- Apple also will let iPhone users choose email and web browsing apps from third-party developers instead of the software that comes preinstalled. That means that iPhone users will be able to shift their default settings to use apps from rivals like Google, TechCrunch reported. A new feature called App Library will group apps by category to help people find them more quickly, eliminating the need to create separate folders.
- Apple updated the software development kit (SDK) for augmented reality (AR) experiences. ARKit4 will let AR experiences remain fixed at geographic points in select cities using location data from Apple Maps. New face-tracking features will let apps track as many as three faces using the front-facing camera, per an announcement.
Apple previewed dozens of new software features, including several that will affect the way mobile marketers connect with customers. The App Clips feature will let all kinds of businesses create miniature versions of their apps for quick access by users. Retailers, restaurants and other service providers can create customized App Clip codes for people to scan with their iPhones, helping to speed up transactions and make them more convenient. App Clip codes can be shared in Apple's Messages chat app or downloaded on its Safari web browser. IPhone users also can activate App Clips with a near-field communications (NFC) tag or scannable QR code, giving marketers flexibility with the technology.

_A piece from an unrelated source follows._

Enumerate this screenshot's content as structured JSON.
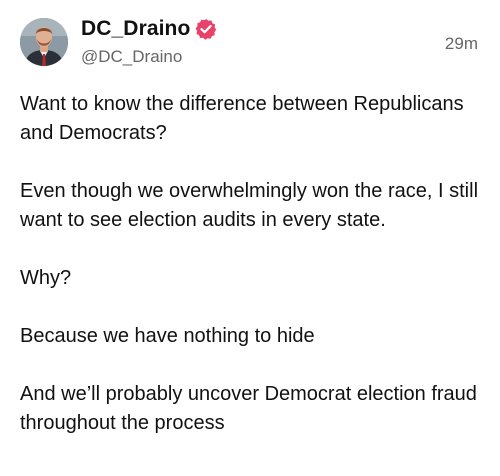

Most of Apple's software updates are aimed at improving the user experience (UX), such as the ability to set third-party email and browser apps as defaults. That may open the door for more developers to create those kinds of apps. Apple this week approved a subscription email app called Hey that had been rejected from the App Store, leading to a public spat with software developer Basecamp. As Apple faces growing antitrust scrutiny, the company may be required to make its App Store policies more flexible for third-party developers.
The upgrades to ARKit promise to give marketers more flexibility to create AR experiences that are anchored to specific geographic locations like a store, restaurant or tourist site. Geotargeted AR opens the eventual possibility for businesses to create digital billboards that are visible when people hold their iPhones up to a storefront, as one example. Apple CEO Tim Cook has touted AR technology for several years, predicting in 2016 that people will "have AR experiences every day, almost like eating three meals a day. It will become that much a part of you."
Retailers like Ikea, Lowe's and Wayfair have released AR-based mobile apps to enhance in-store and mobile shopping experiences.